It would be pointless and boring to analyze now all of the vicissitudes of the Japanese economy in recent decades, but we will focus on (and this provides an excellent illustration of my point) Abenomics, the umpteenth and most recent attempt to stimulate the Japanese economy. Abenomics is an economic policy of more of the same. It takes its name from its sponsor, the Prime Minister of Japan, Shinzo Abe, who designated Haruhiko Kuroda, the Governor of Japan’s central bank, to implement what has been a failed attempt.
What does Abenomics consist of? As I have said, it consists of doing more, much more, of the same. If anything characterizes the economic policy of Japan, it is that it has used and applied – and with great enthusiasm and naivete – the entire arsenal of monetary and fiscal interventionist prescriptions contained in the manuals of monetarism and Keynesianism, but without achieving anything. In the last chapter of Abenomics, the Bank of Japan adopted an even more aggressive (if possible) and completely ultra-lax monetary policy. In fact, “unconventional monetary policies” originated not with the Federal Reserve, but, beginning in March of 2011, precisely with the
pioneering implementation of quantitative easing by the Japanese central bank. All of this was combined with an additional, even larger and more disproportionate dose of public spending, which caused the fiscal deficit to skyrocket. And this prescription of more of the same is what the Japanese authorities depended on to pull Japan out of its lethargy. Well, except for a short-lived economic “improvement” which stemmed from the depreciation of the yen and initially boosted exports somewhat, the lethargy again promptly returned. En short, nothing was achieved, except to make Japan’s economy the most indebted in the world.
In fact, Japan’s public debt is equal to 250 percent of its GDP. That is easy to say, but here in Europe, we are criticizing Portugal and Italy, whose indebtedness is between 110 and 130 percent, and Greece, with a figure of 170 percent. That is, these countries are roughly half as indebted as Japan is, at 250 percent of GDP. As for the annual deficit in the Japanese public accounts, it is not, for instance, the 3 percent established as a limit in the Eurozone, nor even 4 or 5 percent. The annual deficit in the Japanese public accounts is 6 percent, while economic growth has nearly flatlined. In other words, it is a case of clear economic lethargy and very low inflation (which we will discuss later): interest rates around zero or even negative rates, inflation of 1 percent, and seemingly “full” employment (with a very high volume of hidden unemployment and ongoing losses in productivity and competitiveness).
To use a military term, Japan has already used up all its available interventionist ammunition, and not only has it not achieved anything, but the result has been counterproductive and disappointing. Everything that could be tried has been tried, and no palpable goal has been reached. And now the key question is: Why has nothing been achieved? And the answer is clear: because in all these decades, there have been no structural reforms to liberalize the economy, to liberalize the labor market, to introduce deregulation in the midst of suffocating interventionism at all levels, to lower taxes across the board, to reorganize and balance the public accounts, nor even to reduce public spending.

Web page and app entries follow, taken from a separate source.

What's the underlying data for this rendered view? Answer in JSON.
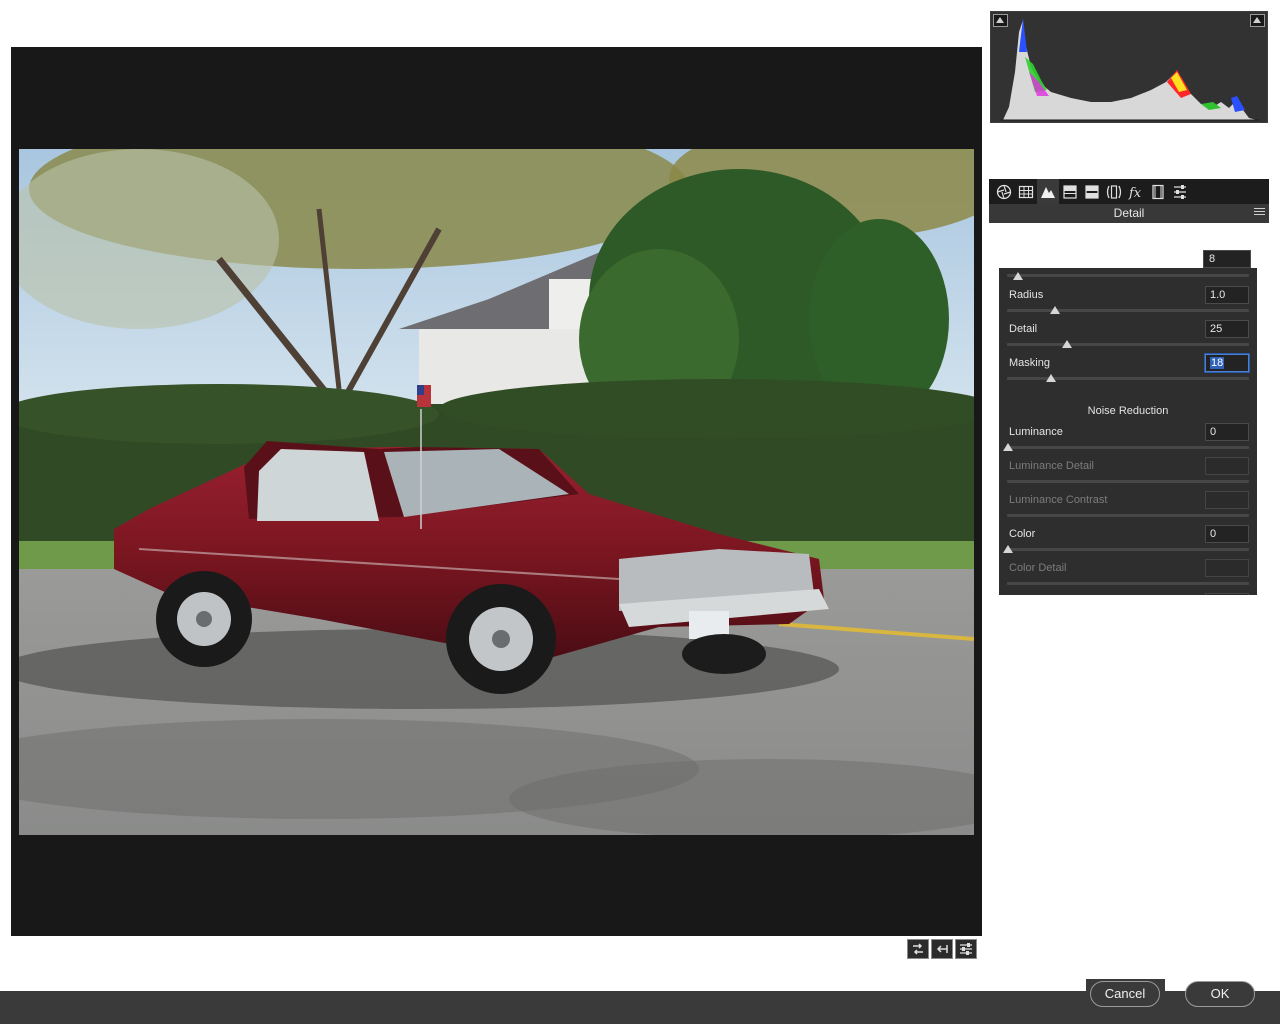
{
  "panel": {
    "title": "Detail",
    "tabs": [
      {
        "name": "aperture-icon"
      },
      {
        "name": "grid-icon"
      },
      {
        "name": "mountains-icon"
      },
      {
        "name": "split-toning-icon"
      },
      {
        "name": "hsl-icon"
      },
      {
        "name": "lens-icon"
      },
      {
        "name": "fx-icon"
      },
      {
        "name": "film-icon"
      },
      {
        "name": "sliders-icon"
      }
    ]
  },
  "sharpening": {
    "amount_value": "8",
    "radius_label": "Radius",
    "radius_value": "1.0",
    "detail_label": "Detail",
    "detail_value": "25",
    "masking_label": "Masking",
    "masking_value": "18"
  },
  "noise": {
    "heading": "Noise Reduction",
    "luminance_label": "Luminance",
    "luminance_value": "0",
    "luminance_detail_label": "Luminance Detail",
    "luminance_contrast_label": "Luminance Contrast",
    "color_label": "Color",
    "color_value": "0",
    "color_detail_label": "Color Detail"
  },
  "footer": {
    "cancel_label": "Cancel",
    "ok_label": "OK"
  },
  "colors": {
    "panel_bg": "#2e2e2e",
    "accent": "#2f62b8",
    "car": "#7a1620"
  }
}
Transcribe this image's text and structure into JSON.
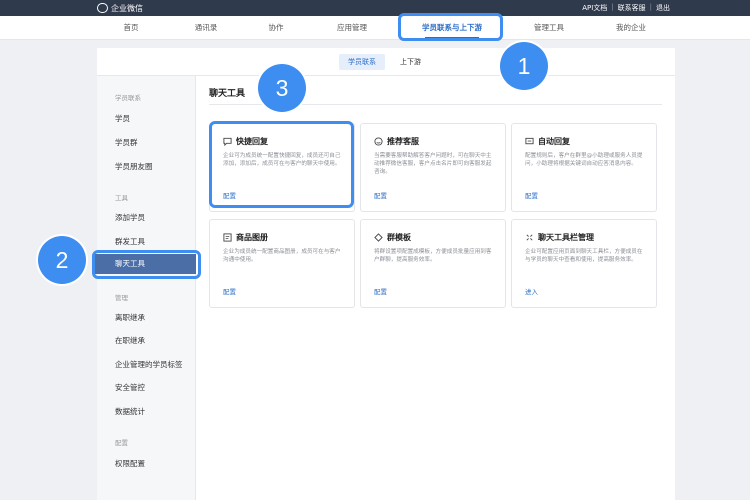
{
  "brand": {
    "name": "企业微信"
  },
  "top_links": [
    "API文档",
    "联系客服",
    "退出"
  ],
  "nav": [
    {
      "label": "首页",
      "active": false
    },
    {
      "label": "通讯录",
      "active": false
    },
    {
      "label": "协作",
      "active": false
    },
    {
      "label": "应用管理",
      "active": false
    },
    {
      "label": "学员联系与上下游",
      "active": true
    },
    {
      "label": "管理工具",
      "active": false
    },
    {
      "label": "我的企业",
      "active": false
    }
  ],
  "subtabs": [
    {
      "label": "学员联系",
      "active": true
    },
    {
      "label": "上下游",
      "active": false
    }
  ],
  "sidebar": {
    "groups": [
      {
        "title": "学员联系",
        "items": [
          {
            "label": "学员",
            "active": false
          },
          {
            "label": "学员群",
            "active": false
          },
          {
            "label": "学员朋友圈",
            "active": false
          }
        ]
      },
      {
        "title": "工具",
        "items": [
          {
            "label": "添加学员",
            "active": false
          },
          {
            "label": "群发工具",
            "active": false
          },
          {
            "label": "聊天工具",
            "active": true
          }
        ]
      },
      {
        "title": "管理",
        "items": [
          {
            "label": "离职继承",
            "active": false
          },
          {
            "label": "在职继承",
            "active": false
          },
          {
            "label": "企业管理的学员标签",
            "active": false
          },
          {
            "label": "安全管控",
            "active": false
          },
          {
            "label": "数据统计",
            "active": false
          }
        ]
      },
      {
        "title": "配置",
        "items": [
          {
            "label": "权限配置",
            "active": false
          }
        ]
      }
    ]
  },
  "content": {
    "title": "聊天工具",
    "cards": [
      {
        "icon": "chat-bubble-icon",
        "title": "快捷回复",
        "desc": "企业可为成员统一配置快捷回复，成员还可自己添加，添加后，成员可在与客户的聊天中使用。",
        "link": "配置"
      },
      {
        "icon": "service-icon",
        "title": "推荐客服",
        "desc": "当需要客服帮助解答客户问题时，可在聊天中主动推荐微信客服，客户点击名片即可向客服发起咨询。",
        "link": "配置"
      },
      {
        "icon": "auto-reply-icon",
        "title": "自动回复",
        "desc": "配置规则后，客户在群里@小助理或服务人员提问，小助理将根据关键词自动应答消息内容。",
        "link": "配置"
      },
      {
        "icon": "image-album-icon",
        "title": "商品图册",
        "desc": "企业为成员统一配置商品图册，成员可在与客户沟通中使用。",
        "link": "配置"
      },
      {
        "icon": "template-icon",
        "title": "群模板",
        "desc": "将群设置项配置成模板，方便成员批量应用到客户群聊，提高服务效率。",
        "link": "配置"
      },
      {
        "icon": "toolbar-icon",
        "title": "聊天工具栏管理",
        "desc": "企业可配置应用页面到聊天工具栏，方便成员在与学员的聊天中查看和使用，提高服务效率。",
        "link": "进入"
      }
    ]
  },
  "annotations": [
    "1",
    "2",
    "3"
  ],
  "colors": {
    "accent": "#2b6ec8",
    "highlight": "#3d8ef0",
    "topbar": "#2f3a4c",
    "sidebar_active": "#4b6ea6"
  }
}
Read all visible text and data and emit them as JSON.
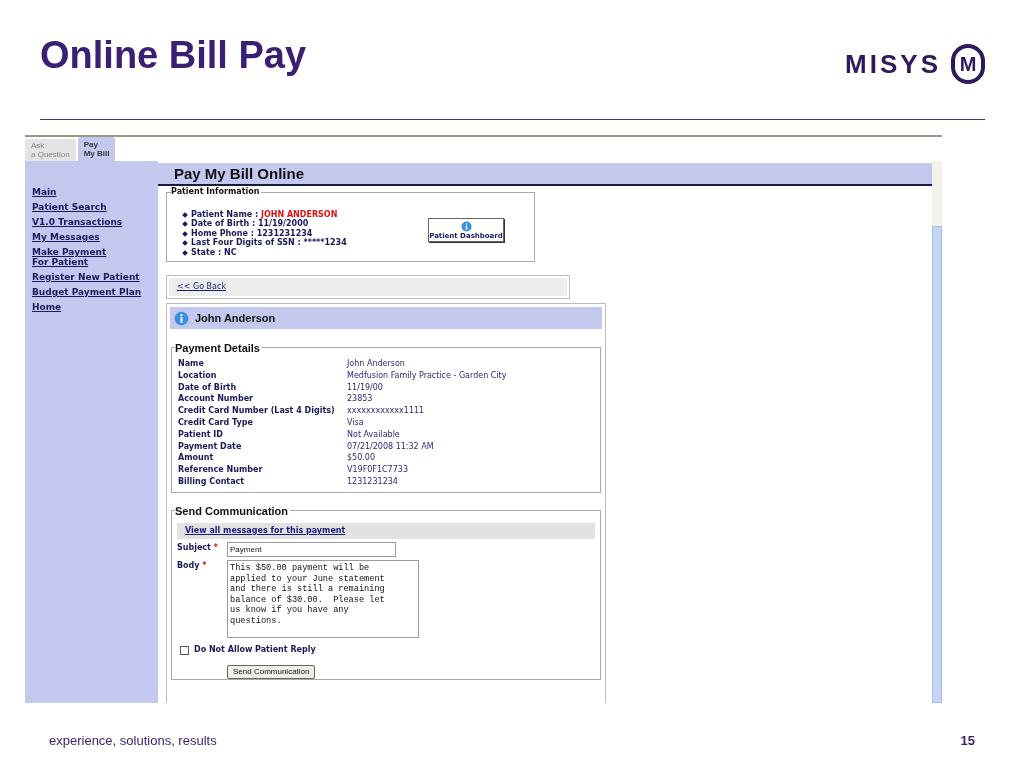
{
  "slide": {
    "title": "Online Bill Pay",
    "logo": {
      "wordmark": "MISYS",
      "mark": "M"
    },
    "footer": "experience, solutions, results",
    "page_number": "15"
  },
  "tabs": [
    {
      "label": [
        "Ask",
        "a Question"
      ],
      "selected": false
    },
    {
      "label": [
        "Pay",
        "My Bill"
      ],
      "selected": true
    }
  ],
  "sidebar": {
    "items": [
      [
        "Main"
      ],
      [
        "Patient Search"
      ],
      [
        "V1.0 Transactions"
      ],
      [
        "My Messages"
      ],
      [
        "Make Payment",
        "For Patient"
      ],
      [
        "Register New Patient"
      ],
      [
        "Budget Payment Plan"
      ],
      [
        "Home"
      ]
    ]
  },
  "page_title": "Pay My Bill Online",
  "patient_information": {
    "legend": "Patient Information",
    "items": [
      {
        "label": "Patient Name :",
        "value": "JOHN ANDERSON",
        "highlight": true
      },
      {
        "label": "Date of Birth :",
        "value": "11/19/2000",
        "highlight": false
      },
      {
        "label": "Home Phone :",
        "value": "1231231234",
        "highlight": false
      },
      {
        "label": "Last Four Digits of SSN :",
        "value": "*****1234",
        "highlight": false
      },
      {
        "label": "State :",
        "value": "NC",
        "highlight": false
      }
    ],
    "dashboard_button": "Patient Dashboard"
  },
  "go_back": "<< Go Back",
  "patient_header": "John Anderson",
  "payment_details": {
    "legend": "Payment Details",
    "rows": [
      {
        "label": "Name",
        "value": "John Anderson"
      },
      {
        "label": "Location",
        "value": "Medfusion Family Practice - Garden City"
      },
      {
        "label": "Date of Birth",
        "value": "11/19/00"
      },
      {
        "label": "Account Number",
        "value": "23853"
      },
      {
        "label": "Credit Card Number (Last 4 Digits)",
        "value": "xxxxxxxxxxxx1111"
      },
      {
        "label": "Credit Card Type",
        "value": "Visa"
      },
      {
        "label": "Patient ID",
        "value": "Not Available"
      },
      {
        "label": "Payment Date",
        "value": "07/21/2008 11:32 AM"
      },
      {
        "label": "Amount",
        "value": "$50.00"
      },
      {
        "label": "Reference Number",
        "value": "V19F0F1C7733"
      },
      {
        "label": "Billing Contact",
        "value": "1231231234"
      }
    ]
  },
  "send_communication": {
    "legend": "Send Communication",
    "view_all_link": "View all messages for this payment",
    "subject": {
      "label": "Subject",
      "required_mark": "*",
      "value": "Payment"
    },
    "body": {
      "label": "Body",
      "required_mark": "*",
      "value": "This $50.00 payment will be\napplied to your June statement\nand there is still a remaining\nbalance of $30.00.  Please let\nus know if you have any\nquestions."
    },
    "no_reply": {
      "label": "Do Not Allow Patient Reply",
      "checked": false
    },
    "send_button": "Send Communication"
  }
}
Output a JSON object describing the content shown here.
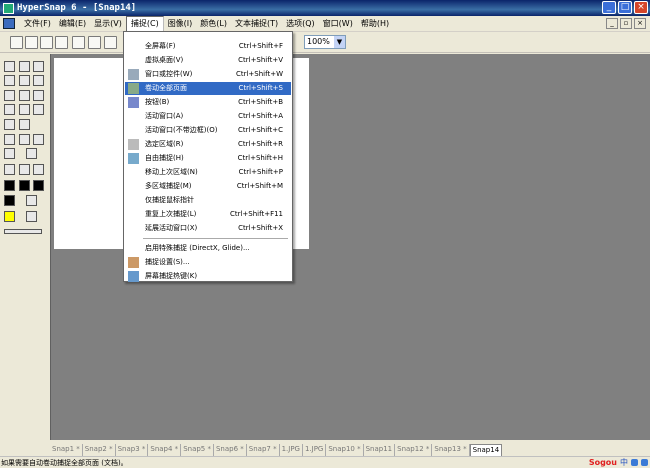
{
  "title": "HyperSnap 6 - [Snap14]",
  "menubar": [
    "文件(F)",
    "编辑(E)",
    "显示(V)",
    "捕捉(C)",
    "图像(I)",
    "颜色(L)",
    "文本捕捉(T)",
    "选项(Q)",
    "窗口(W)",
    "帮助(H)"
  ],
  "zoom": "100%",
  "capture_menu": {
    "items": [
      {
        "label": "全屏幕(F)",
        "shortcut": "Ctrl+Shift+F"
      },
      {
        "label": "虚拟桌面(V)",
        "shortcut": "Ctrl+Shift+V"
      },
      {
        "label": "窗口或控件(W)",
        "shortcut": "Ctrl+Shift+W"
      },
      {
        "label": "卷动全部页面",
        "shortcut": "Ctrl+Shift+S"
      },
      {
        "label": "按钮(B)",
        "shortcut": "Ctrl+Shift+B"
      },
      {
        "label": "活动窗口(A)",
        "shortcut": "Ctrl+Shift+A"
      },
      {
        "label": "活动窗口(不带边框)(O)",
        "shortcut": "Ctrl+Shift+C"
      },
      {
        "label": "选定区域(R)",
        "shortcut": "Ctrl+Shift+R"
      },
      {
        "label": "自由捕捉(H)",
        "shortcut": "Ctrl+Shift+H"
      },
      {
        "label": "移动上次区域(N)",
        "shortcut": "Ctrl+Shift+P"
      },
      {
        "label": "多区域捕捉(M)",
        "shortcut": "Ctrl+Shift+M"
      },
      {
        "label": "仅捕捉鼠标指针",
        "shortcut": ""
      },
      {
        "label": "重复上次捕捉(L)",
        "shortcut": "Ctrl+Shift+F11"
      },
      {
        "label": "延展活动窗口(X)",
        "shortcut": "Ctrl+Shift+X"
      }
    ],
    "extra": [
      "启用特殊捕捉 (DirectX, Glide)...",
      "捕捉设置(S)...",
      "屏幕捕捉热键(K)"
    ]
  },
  "tabs": [
    "Snap1 *",
    "Snap2 *",
    "Snap3 *",
    "Snap4 *",
    "Snap5 *",
    "Snap6 *",
    "Snap7 *",
    "1.JPG",
    "1.JPG",
    "Snap10 *",
    "Snap11",
    "Snap12 *",
    "Snap13 *",
    "Snap14"
  ],
  "status": "如果需要自动卷动捕捉全部页面 (文档)。",
  "tray": {
    "brand": "Sogou",
    "lang": "中"
  }
}
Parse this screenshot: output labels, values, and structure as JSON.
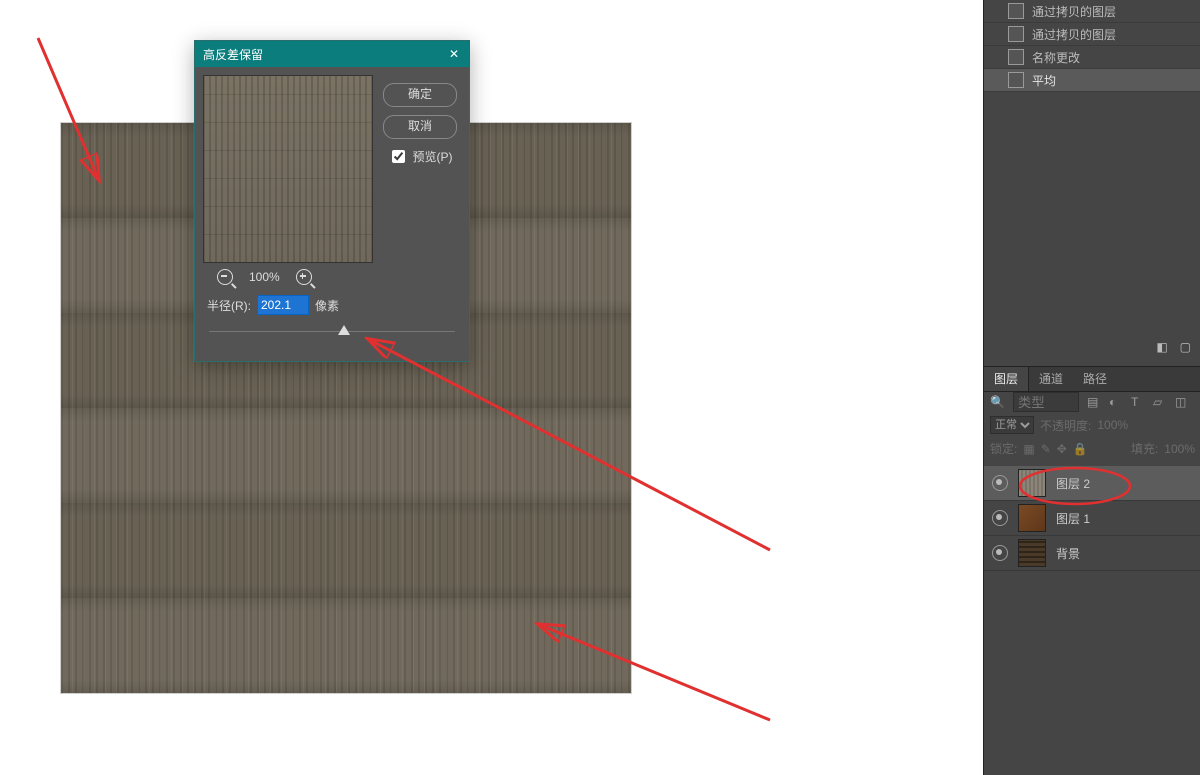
{
  "dialog": {
    "title": "高反差保留",
    "ok": "确定",
    "cancel": "取消",
    "preview_label": "预览(P)",
    "preview_checked": true,
    "zoom_pct": "100%",
    "radius_label": "半径(R):",
    "radius_value": "202.1",
    "radius_unit": "像素",
    "slider_pos_pct": 55
  },
  "history": {
    "items": [
      {
        "label": "通过拷贝的图层",
        "selected": false
      },
      {
        "label": "通过拷贝的图层",
        "selected": false
      },
      {
        "label": "名称更改",
        "selected": false
      },
      {
        "label": "平均",
        "selected": true
      }
    ]
  },
  "panel_tabs": {
    "layers": "图层",
    "channels": "通道",
    "paths": "路径"
  },
  "filter": {
    "placeholder": "类型"
  },
  "mode": {
    "value": "正常",
    "opacity_label": "不透明度:",
    "opacity_value": "100%"
  },
  "lock": {
    "label": "锁定:",
    "fill_label": "填充:",
    "fill_value": "100%"
  },
  "layers": [
    {
      "name": "图层 2",
      "thumb": "gray",
      "selected": true
    },
    {
      "name": "图层 1",
      "thumb": "brown",
      "selected": false
    },
    {
      "name": "背景",
      "thumb": "dark",
      "selected": false
    }
  ]
}
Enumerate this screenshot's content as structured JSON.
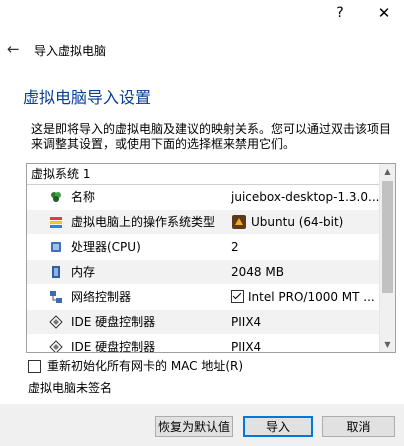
{
  "titlebar": {
    "help": "?",
    "close": "✕"
  },
  "header": {
    "back": "←",
    "wizard_title": "导入虚拟电脑"
  },
  "page": {
    "heading": "虚拟电脑导入设置",
    "description": "这是即将导入的虚拟电脑及建议的映射关系。您可以通过双击该项目来调整其设置，或使用下面的选择框来禁用它们。"
  },
  "list": {
    "group": "虚拟系统 1",
    "rows": [
      {
        "icon": "name-icon",
        "label": "名称",
        "value": "juicebox-desktop-1.3.0..."
      },
      {
        "icon": "os-type-icon",
        "label": "虚拟电脑上的操作系统类型",
        "value": "Ubuntu (64-bit)"
      },
      {
        "icon": "cpu-icon",
        "label": "处理器(CPU)",
        "value": "2"
      },
      {
        "icon": "memory-icon",
        "label": "内存",
        "value": "2048 MB"
      },
      {
        "icon": "network-icon",
        "label": "网络控制器",
        "value": "Intel PRO/1000 MT ..."
      },
      {
        "icon": "ide-icon",
        "label": "IDE 硬盘控制器",
        "value": "PIIX4"
      },
      {
        "icon": "ide-icon",
        "label": "IDE 硬盘控制器",
        "value": "PIIX4"
      }
    ],
    "scrollbar": {
      "up": "▲",
      "down": "▼"
    }
  },
  "options": {
    "reinit_mac": "重新初始化所有网卡的 MAC 地址(R)",
    "unsigned": "虚拟电脑未签名"
  },
  "buttons": {
    "restore": "恢复为默认值",
    "import": "导入",
    "cancel": "取消"
  },
  "colors": {
    "heading": "#0b3d91",
    "accent": "#0078d7"
  }
}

And although this is a very pitiful result, the main message of my lecture today is that this Japanese economic illness or syndrome could easily be transmitted to other economies and cease to be exclusive to Japan. In other words, this Japanization scenario could unfold in any other economy in which the same conditions exist and are responded to in the same way – namely any highly rigid environment with no economic flexibility, in which entrepreneurs are unable to recover the necessary confidence because they are overwhelmed with the regulations, taxes, intervention, and harassment of the state, along with serious monetary and fiscal manipulation. But before we analyze whether or not a risk exists of this happening in the European Union, let us first make some analytical reflections which will enable us to better interpret what could happen (if it is not already happening). Specifically, what does Austrian economic theory have to say about this phenomena related to the Japanese economic illness, or the syndrome of economic Japanization?